(Items from an interface collection):
- Opening Delimiter -
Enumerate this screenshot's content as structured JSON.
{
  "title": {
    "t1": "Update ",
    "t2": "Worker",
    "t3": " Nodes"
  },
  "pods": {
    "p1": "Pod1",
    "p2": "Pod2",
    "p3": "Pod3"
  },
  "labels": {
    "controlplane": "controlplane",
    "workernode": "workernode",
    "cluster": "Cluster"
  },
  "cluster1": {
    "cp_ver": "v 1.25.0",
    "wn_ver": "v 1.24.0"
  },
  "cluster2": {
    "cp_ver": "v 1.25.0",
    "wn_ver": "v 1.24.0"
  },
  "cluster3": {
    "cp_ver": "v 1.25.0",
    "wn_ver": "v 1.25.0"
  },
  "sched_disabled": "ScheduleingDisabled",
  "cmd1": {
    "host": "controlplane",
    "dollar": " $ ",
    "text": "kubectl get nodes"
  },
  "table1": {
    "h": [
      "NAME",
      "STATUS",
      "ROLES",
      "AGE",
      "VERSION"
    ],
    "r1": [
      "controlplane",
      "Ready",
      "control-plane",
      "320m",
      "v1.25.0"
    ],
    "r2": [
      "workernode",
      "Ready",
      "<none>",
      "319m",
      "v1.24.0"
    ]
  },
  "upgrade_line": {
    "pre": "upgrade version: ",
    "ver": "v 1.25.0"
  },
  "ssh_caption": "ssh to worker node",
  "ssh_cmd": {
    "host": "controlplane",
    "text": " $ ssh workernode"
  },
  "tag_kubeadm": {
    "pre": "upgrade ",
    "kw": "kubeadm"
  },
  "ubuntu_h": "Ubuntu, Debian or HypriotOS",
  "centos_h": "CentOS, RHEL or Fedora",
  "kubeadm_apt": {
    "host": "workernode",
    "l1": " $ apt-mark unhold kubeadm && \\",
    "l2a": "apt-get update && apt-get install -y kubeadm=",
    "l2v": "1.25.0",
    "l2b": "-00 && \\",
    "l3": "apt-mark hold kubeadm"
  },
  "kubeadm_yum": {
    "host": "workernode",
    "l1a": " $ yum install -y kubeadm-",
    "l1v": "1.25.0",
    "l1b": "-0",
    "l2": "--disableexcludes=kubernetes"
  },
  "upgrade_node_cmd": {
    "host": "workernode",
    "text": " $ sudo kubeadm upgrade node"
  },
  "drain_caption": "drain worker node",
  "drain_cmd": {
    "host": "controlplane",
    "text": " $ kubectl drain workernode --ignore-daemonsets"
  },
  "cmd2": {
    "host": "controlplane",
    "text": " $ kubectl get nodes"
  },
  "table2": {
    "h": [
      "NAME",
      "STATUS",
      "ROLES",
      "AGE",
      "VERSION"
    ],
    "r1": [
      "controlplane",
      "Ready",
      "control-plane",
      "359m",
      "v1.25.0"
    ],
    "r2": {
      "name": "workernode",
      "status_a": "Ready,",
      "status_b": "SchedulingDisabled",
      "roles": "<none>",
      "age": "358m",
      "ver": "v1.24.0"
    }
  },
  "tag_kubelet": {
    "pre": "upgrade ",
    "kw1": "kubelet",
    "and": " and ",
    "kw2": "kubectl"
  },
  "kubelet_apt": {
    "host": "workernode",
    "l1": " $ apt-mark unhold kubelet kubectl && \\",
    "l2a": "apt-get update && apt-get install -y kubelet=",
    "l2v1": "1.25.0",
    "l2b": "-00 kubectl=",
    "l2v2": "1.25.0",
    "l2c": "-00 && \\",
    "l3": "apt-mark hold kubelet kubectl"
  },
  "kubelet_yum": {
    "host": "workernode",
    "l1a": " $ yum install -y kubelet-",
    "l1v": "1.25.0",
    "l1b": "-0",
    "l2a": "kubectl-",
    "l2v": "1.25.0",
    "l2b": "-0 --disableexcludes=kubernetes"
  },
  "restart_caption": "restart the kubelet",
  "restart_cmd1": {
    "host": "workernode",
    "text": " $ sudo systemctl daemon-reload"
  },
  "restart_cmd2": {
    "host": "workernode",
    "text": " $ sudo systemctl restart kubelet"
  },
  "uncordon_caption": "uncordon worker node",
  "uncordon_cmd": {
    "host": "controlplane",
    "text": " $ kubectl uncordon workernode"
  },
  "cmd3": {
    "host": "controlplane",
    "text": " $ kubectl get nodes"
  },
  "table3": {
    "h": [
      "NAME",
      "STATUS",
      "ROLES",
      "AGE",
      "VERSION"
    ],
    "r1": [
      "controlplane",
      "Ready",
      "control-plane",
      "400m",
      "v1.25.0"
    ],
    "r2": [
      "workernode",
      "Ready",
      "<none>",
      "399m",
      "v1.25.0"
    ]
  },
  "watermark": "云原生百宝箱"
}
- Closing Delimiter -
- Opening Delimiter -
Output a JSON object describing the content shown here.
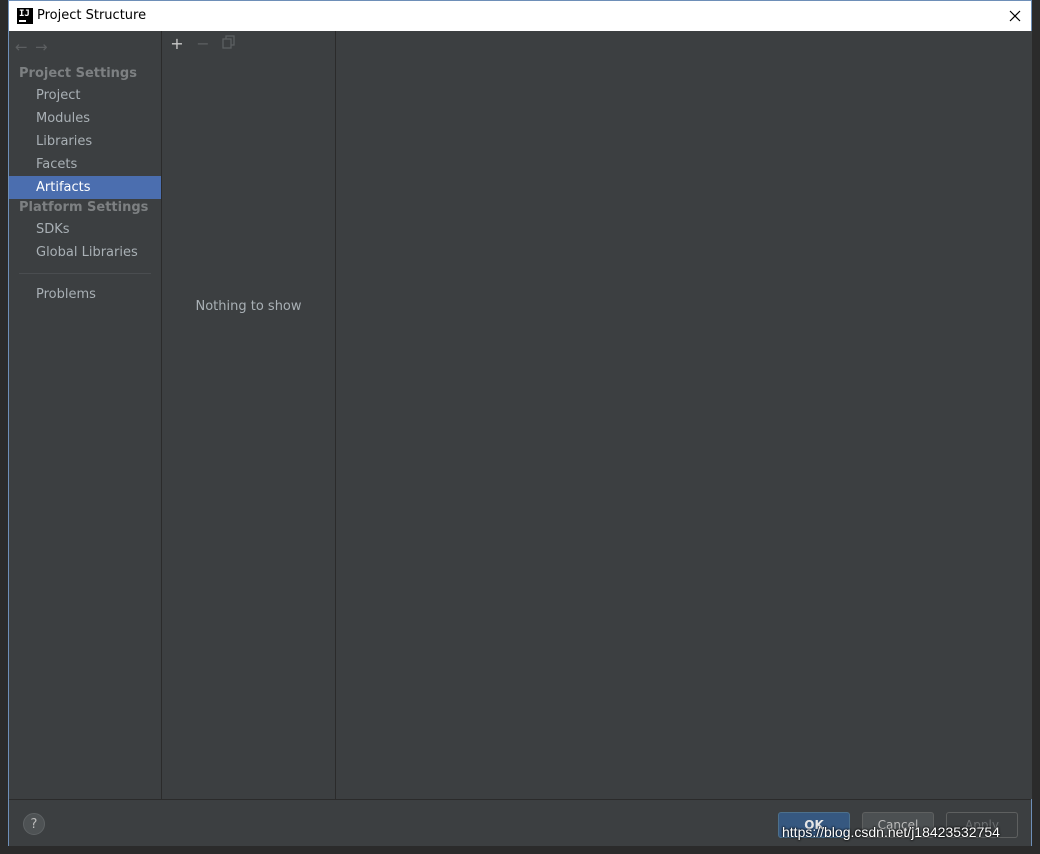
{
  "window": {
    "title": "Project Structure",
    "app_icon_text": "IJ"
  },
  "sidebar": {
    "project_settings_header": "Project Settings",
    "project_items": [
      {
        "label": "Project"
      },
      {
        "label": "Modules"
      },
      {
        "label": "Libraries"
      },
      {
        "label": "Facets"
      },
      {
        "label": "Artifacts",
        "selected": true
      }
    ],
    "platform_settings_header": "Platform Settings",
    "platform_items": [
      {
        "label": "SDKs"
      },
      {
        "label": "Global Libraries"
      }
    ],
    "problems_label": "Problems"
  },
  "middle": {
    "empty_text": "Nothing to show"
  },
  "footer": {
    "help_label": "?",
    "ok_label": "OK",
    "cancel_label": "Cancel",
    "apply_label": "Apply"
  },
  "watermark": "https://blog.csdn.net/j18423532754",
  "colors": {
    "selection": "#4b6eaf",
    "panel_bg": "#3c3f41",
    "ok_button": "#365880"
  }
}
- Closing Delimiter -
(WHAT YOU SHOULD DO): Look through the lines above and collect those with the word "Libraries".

(RESPONSE TO THE TASK):
        "label": "Libraries"
        "label": "Global Libraries"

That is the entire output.